But in truth, the practice of letting fans jam with the band is an honourable and widespread one. I once spent a night on New Orleans' Bourbon Street, hopping from bar to club, listening to the always-excellent house-bands performing blues and rock and rockabilly and jazz. And without fail, during each set, someone would walk in off the street, a musician on holiday from some much-less-exotic city, perhaps in a state that began and ended with a vowel, with a guitar or sax or even an accordion, and that person would take the stage with the band and jam in. It was a gift - from the band to the vacationing musician, from the musician to the band, from the crowd (who would cheer on the newcomer with real zest), and to the crowd. It wasn't a market transaction, though sometimes a beer or a t-shirt or a CD would change hands (and in any conceivable direction).
As Palmer points out, other bands have run successful Kickstarters in which they charge their backers for the privilege of performing on stage during the tour. No one bats an eye at the idea that musicians should pay to perform, nor do they balk at the idea that they should be paid to perform. But let no money change hands at all and all of our reactions are disordered. Art without the market is a terrifying thing, a frank admission that the alleged "music industry"'s most indispensable components - the musicians - never really had a realistic chance of earning anything, and the ones that do get paid are statistical outliers.
Standing naked in front of an audience: Amanda Palmer and a new way to make art [Cory Doctorow/New Statesman]

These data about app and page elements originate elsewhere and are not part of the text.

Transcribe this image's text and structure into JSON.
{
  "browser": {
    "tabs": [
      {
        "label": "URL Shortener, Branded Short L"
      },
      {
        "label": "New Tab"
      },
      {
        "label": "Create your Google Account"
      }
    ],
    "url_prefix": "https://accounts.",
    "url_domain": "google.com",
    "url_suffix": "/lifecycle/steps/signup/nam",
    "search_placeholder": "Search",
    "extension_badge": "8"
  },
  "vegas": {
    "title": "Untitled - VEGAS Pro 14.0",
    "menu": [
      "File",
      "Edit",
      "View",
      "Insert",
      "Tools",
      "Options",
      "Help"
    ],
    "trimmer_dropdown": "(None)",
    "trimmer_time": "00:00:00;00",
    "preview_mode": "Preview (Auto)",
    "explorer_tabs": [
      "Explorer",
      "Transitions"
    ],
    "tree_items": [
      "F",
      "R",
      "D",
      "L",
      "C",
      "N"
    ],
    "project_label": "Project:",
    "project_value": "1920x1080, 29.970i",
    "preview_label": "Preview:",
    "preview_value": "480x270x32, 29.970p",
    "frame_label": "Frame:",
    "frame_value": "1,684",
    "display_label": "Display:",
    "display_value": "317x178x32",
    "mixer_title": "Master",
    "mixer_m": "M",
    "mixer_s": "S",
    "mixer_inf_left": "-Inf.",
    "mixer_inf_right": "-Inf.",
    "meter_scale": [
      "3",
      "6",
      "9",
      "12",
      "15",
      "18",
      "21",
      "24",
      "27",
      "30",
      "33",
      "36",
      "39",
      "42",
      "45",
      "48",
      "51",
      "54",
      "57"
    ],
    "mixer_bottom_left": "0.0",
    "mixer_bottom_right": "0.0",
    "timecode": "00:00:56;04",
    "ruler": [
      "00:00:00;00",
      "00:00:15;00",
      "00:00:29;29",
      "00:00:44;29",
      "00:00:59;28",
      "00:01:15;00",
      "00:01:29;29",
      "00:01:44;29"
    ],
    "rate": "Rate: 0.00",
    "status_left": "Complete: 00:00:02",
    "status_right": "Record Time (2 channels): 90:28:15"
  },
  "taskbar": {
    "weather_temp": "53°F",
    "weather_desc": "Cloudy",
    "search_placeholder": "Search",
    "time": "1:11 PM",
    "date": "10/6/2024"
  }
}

I've just come back to the UK from my US tour for In Real Life, the New York Times bestselling graphic novel Jen Wang and I made; I'll be launching it in London at the incomparable Orbital Comics, near Leicester Square, on the evening of Weds, 12 Nov.